Referring to the exhaustion of available IPv4 addresses as an “extinction” or an “apocalypse” has always seemed a wee bit melodramatic — it doesn’t mean the Internet will shut down until the IPv6 switchover is complete, only that a secondary market in IPv4 addresses will be created, similar to that which already exists in domain names. Microsoft nicely illustrated that latter point while (unintentionally?) giving a nod to the former in a recently announced transaction, when it shelled out $7.5 million for 666,624 IPv4 addresses from a bankrupt networking company called Nortel Networks.
Microsoft not only bought a quantity of IPv4 addresses roughly equivalent to 1,000 times the Number of the Beast; at $11.25 per address, it also paid more than the average market rate for a .com address, which is about $10 per.
According to Domain Incite, this is “the first publicly disclosed sale of an IP address block since ICANN officially announced the depletion of IANA’s free pool of IPv4 blocks last month.”

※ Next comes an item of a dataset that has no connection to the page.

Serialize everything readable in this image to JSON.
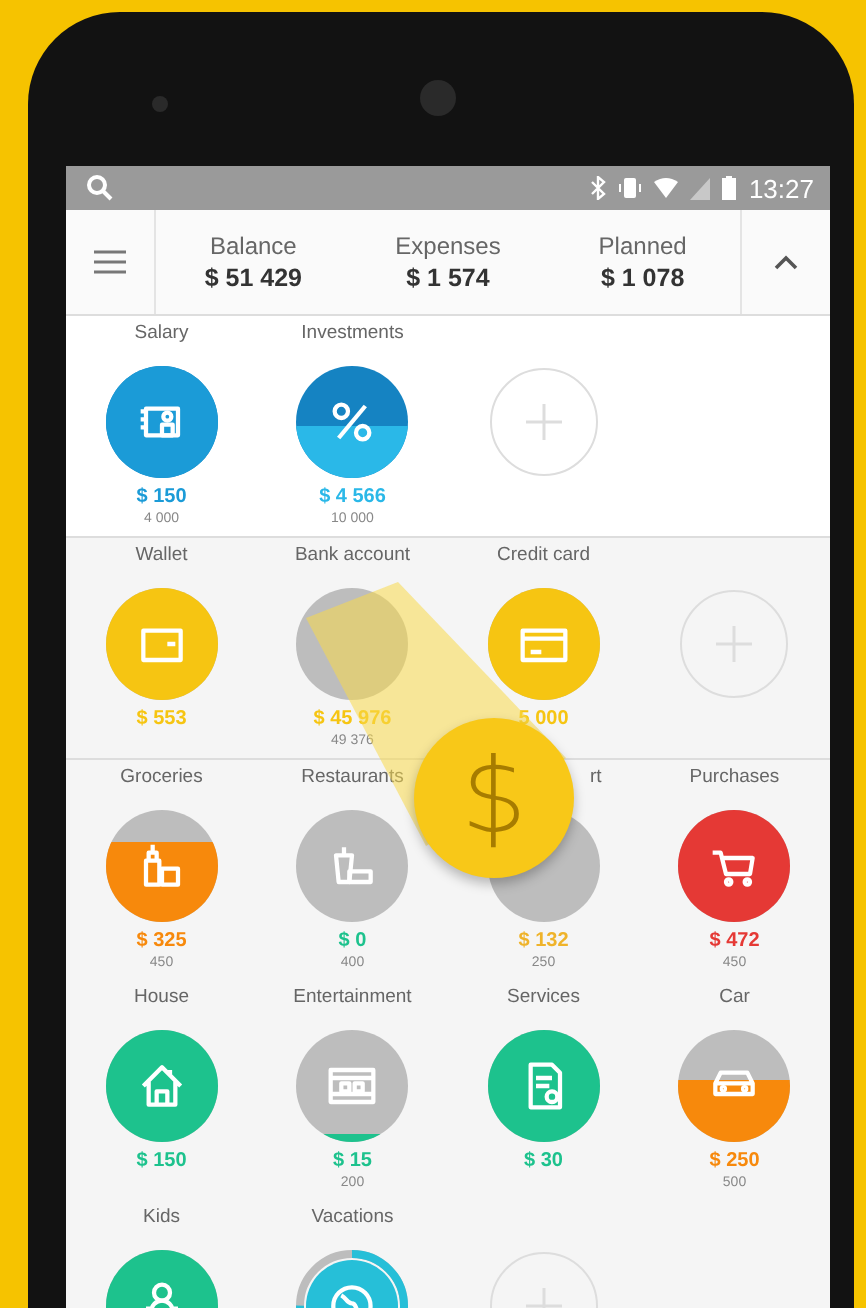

While it seems logical and inevitable for IPv4 addresses to become subject to the market laws of supply and demand now that they are a scarce resource, ICANN, which regulates Internet protocol addresses, officially looks down on this sort of so-called “grey market” transaction in IP addresses. It anticipates that this sort of thing won’t happen too often in the future, but this sale could set a major precedent.